The classes std::unary_function and std::binary_function are both designed to be inherited from but contain no virtual functions. This makes it too easy for a novice programmer to write code like binary_function<int, int, int> *p = new plus<int>; delete p;

There are two common ways to prevent this source of undefined behavior: give the base class a public virtual destructor, or give it a protected nonvirtual destructor. Since unary_function and binary_function have no other virtual functions, (note in particular the absence of an operator()() ), it would cost too much to give them public virtual destructors. Therefore, they should be given protected nonvirtual destructors.

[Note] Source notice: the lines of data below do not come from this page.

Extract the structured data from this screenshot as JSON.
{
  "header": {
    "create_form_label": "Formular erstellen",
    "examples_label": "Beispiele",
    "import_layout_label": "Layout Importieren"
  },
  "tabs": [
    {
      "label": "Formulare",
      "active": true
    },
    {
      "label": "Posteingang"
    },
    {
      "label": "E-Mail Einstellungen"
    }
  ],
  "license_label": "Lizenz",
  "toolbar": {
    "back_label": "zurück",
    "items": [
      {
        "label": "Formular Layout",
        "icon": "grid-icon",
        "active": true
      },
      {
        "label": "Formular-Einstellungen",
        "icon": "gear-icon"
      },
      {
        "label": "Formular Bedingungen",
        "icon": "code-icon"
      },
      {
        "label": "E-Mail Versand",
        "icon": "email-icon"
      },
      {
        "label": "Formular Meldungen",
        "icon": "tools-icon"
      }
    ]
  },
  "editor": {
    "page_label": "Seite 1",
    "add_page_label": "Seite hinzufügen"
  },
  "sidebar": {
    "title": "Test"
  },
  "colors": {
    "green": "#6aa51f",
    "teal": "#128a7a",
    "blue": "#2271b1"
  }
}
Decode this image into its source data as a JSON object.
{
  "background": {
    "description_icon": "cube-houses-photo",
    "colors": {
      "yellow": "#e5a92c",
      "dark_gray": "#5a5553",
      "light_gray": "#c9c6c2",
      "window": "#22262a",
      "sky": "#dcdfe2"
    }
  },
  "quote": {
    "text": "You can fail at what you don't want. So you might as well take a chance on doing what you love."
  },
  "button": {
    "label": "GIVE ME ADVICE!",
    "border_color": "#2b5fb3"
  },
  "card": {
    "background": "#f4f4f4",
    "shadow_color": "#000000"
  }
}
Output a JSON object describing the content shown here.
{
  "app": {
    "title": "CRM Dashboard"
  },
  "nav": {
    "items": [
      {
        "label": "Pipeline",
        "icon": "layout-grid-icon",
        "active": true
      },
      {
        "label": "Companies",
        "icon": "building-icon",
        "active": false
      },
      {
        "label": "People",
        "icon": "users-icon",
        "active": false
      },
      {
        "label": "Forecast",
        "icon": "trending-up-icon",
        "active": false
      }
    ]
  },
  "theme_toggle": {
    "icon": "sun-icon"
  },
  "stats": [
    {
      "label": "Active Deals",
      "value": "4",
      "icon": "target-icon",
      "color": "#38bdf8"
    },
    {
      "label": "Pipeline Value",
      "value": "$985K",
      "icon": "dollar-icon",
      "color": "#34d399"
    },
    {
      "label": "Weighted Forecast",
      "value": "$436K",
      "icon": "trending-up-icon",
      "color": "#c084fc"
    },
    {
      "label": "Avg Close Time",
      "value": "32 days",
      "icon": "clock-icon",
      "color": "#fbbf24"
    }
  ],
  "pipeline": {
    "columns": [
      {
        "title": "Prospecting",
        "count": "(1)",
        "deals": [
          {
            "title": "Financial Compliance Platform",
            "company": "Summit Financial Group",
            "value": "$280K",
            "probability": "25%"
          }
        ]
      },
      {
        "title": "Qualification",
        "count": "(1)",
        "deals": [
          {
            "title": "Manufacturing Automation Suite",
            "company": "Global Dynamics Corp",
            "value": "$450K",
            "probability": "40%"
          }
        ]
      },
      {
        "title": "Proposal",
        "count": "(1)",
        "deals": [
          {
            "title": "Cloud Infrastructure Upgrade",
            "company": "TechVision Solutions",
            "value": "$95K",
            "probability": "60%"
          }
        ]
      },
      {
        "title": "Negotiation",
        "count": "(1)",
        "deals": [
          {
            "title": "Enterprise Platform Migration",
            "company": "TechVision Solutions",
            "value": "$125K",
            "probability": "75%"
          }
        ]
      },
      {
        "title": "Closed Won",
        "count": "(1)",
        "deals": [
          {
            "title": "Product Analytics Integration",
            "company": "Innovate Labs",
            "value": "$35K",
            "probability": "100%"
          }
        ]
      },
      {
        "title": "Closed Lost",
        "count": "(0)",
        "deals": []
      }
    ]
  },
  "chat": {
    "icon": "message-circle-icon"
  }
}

Proposed resolution:

Change Paragraph 20.3.1 of the Standard from

    template <class Arg, class Result>
    struct unary_function {
        typedef Arg argument_type;
        typedef Result result_type;
    };

    template <class Arg1, class Arg2, class Result>
    struct binary_function {
        typedef Arg1 first_argument_type;
        typedef Arg2 second_argument_type;
        typedef Result result_type;
    };

to

    template <class Arg, class Result>
        struct unary_function {
        typedef Arg argument_type;
        typedef Result result_type;
    protected:
        ~unary_function() {}
    };

    template <class Arg1, class Arg2, class Result>
    struct binary_function {
        typedef Arg1 first_argument_type;
        typedef Arg2 second_argument_type;
        typedef Result result_type;
    protected:
        ~binary_function() {}
    };

Rationale:

The LWG doesn't believe the existing definition causes anybody any concrete harm.